You are right, there is more to it. The incentive from me was to not further complicate a problem that by itself can be very hard to solve. but still, a more accurate measure van only determined by including these concepts.
Kind regards/met vriendelijke groet, Serge Fonville http://www.sergefonville.nl Convince Microsoft!
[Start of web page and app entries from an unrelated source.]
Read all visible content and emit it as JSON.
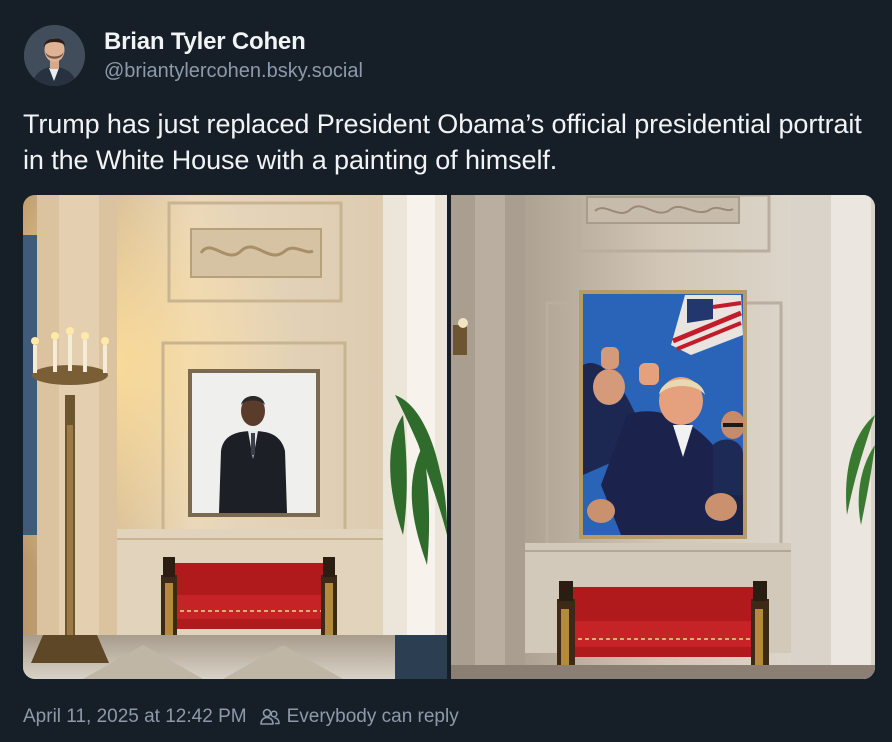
{
  "author": {
    "display_name": "Brian Tyler Cohen",
    "handle": "@briantylercohen.bsky.social",
    "avatar_icon": "profile-photo"
  },
  "post": {
    "text": "Trump has just replaced President Obama’s official presidential portrait in the White House with a painting of himself."
  },
  "images": [
    {
      "description_icon": "photo-obama-portrait-hallway"
    },
    {
      "description_icon": "photo-trump-painting-hallway"
    }
  ],
  "footer": {
    "timestamp": "April 11, 2025 at 12:42 PM",
    "reply_setting": "Everybody can reply",
    "reply_icon": "people-icon"
  },
  "colors": {
    "background": "#161e27",
    "text_primary": "#f1f3f5",
    "text_secondary": "#8d9aab"
  }
}
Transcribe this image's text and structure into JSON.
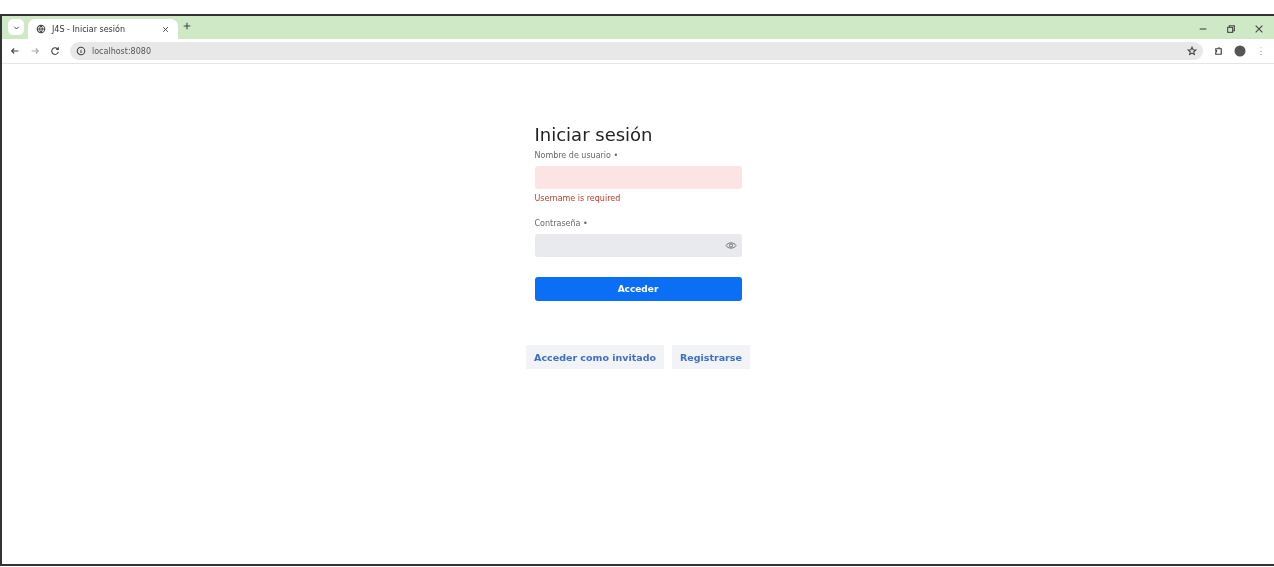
{
  "browser": {
    "tabs": [
      {
        "title": "J4S - Iniciar sesión",
        "selected": true
      }
    ],
    "address": "localhost:8080"
  },
  "form": {
    "title": "Iniciar sesión",
    "fields": [
      {
        "label": "Nombre de usuario •",
        "kind": "text",
        "invalid": true,
        "error": "Username is required"
      },
      {
        "label": "Contraseña •",
        "kind": "password",
        "invalid": false
      }
    ],
    "submit": "Acceder"
  },
  "links": [
    "Acceder como invitado",
    "Registrarse"
  ]
}
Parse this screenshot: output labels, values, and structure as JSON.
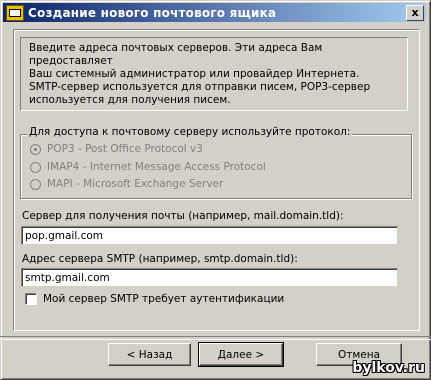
{
  "window": {
    "title": "Создание нового почтового ящика",
    "close_label": "x"
  },
  "info": {
    "lines": [
      "Введите адреса почтовых серверов. Эти адреса Вам предоставляет",
      "Ваш системный администратор или провайдер Интернета.",
      "SMTP-сервер используется для отправки писем, POP3-сервер",
      "используется для получения писем."
    ]
  },
  "protocol": {
    "legend": "Для доступа к почтовому серверу используйте протокол:",
    "options": [
      {
        "label": "POP3  -  Post Office Protocol v3",
        "checked": true
      },
      {
        "label": "IMAP4 - Internet Message Access Protocol",
        "checked": false
      },
      {
        "label": "MAPI - Microsoft Exchange Server",
        "checked": false
      }
    ]
  },
  "incoming": {
    "label": "Сервер для получения почты  (например, mail.domain.tld):",
    "value": "pop.gmail.com"
  },
  "smtp": {
    "label": "Адрес сервера SMTP (например, smtp.domain.tld):",
    "value": "smtp.gmail.com"
  },
  "auth": {
    "label": "Мой сервер SMTP требует аутентификации",
    "checked": false
  },
  "buttons": {
    "back": "<  Назад",
    "next": "Далее  >",
    "cancel": "Отмена"
  },
  "watermark": "bylkov.ru"
}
They need to add TRUNCATE PARTITION in SQL Server https://connect.microsoft.com/SQLServer/feedback/details/417926/truncate-partition-of-partitioned-table 2013/2/28 Sean Greenslade <zootboys...@gmail.com> > > > On Thu, Feb 28, 2013 at 3:18 PM, Serge Fonville > <serge.fonvi...@gmail.com>wrote: > >> well, not exactly. >> But I can help you (so can others) to go through code flow (it will >> probably be tedious) >> >> you have a position you start and a certain distance from that point (in a >> circle) >> From thereon you substract start(x,y) from dest(x,y) by substracting x >> from >> x and y from y the diffence is the amount of degrees between the two >> points >> are apart, if you add instead you determine a point. >> >> so for example you are currently at long: 75, lat: 31 and you want to know >> some point 6.9 miles away. >> you start by adding 0 to 75 and 0.1 to 31 you then have one point (both >> are >> degrees and one degree is roughly 69 miles) you can also do the opposite, >> add 0.1 to 75 and 0 to 31, you can also add 0.05 to both (again totaling >> 0.1), mind though the values that total 0.1 are absolute, even though the >> long/lat may be negative. >> >> The point is that the values added are combined the distance you want to >> measure against. >> From thereon you can determine if there is an address at the location >> (using reverse geo-coding). >> when increasing the number you add, you measure further and further >> you'll have to do that all arround the point you started from >> >> more information about how long/lat works: >> http://www.nationalatlas.gov/articles/mapping/a_latlong.html >> >> HTH >> >> Kind regards/met vriendelijke groet, >> >> Serge Fonville >> >> http://www.sergefonville.nl >> >> Convince Microsoft! >> They need to add TRUNCATE PARTITION in SQL Server >> >> https://connect.microsoft.com/SQLServer/feedback/details/417926/truncate-partition-of-partitioned-table >> >> <snip /> >> > > You should be careful of statements like "one degree is roughly 69 miles." > While this is true for latitude, it is only true for longitude at the > equator. To get the distance between two sets of latlon coordinates, you > need to use the great circle equation: > > http://www.movable-type.co.uk/scripts/latlong.html > > > -- > --Zootboy > > Sent from some sort of computing device. >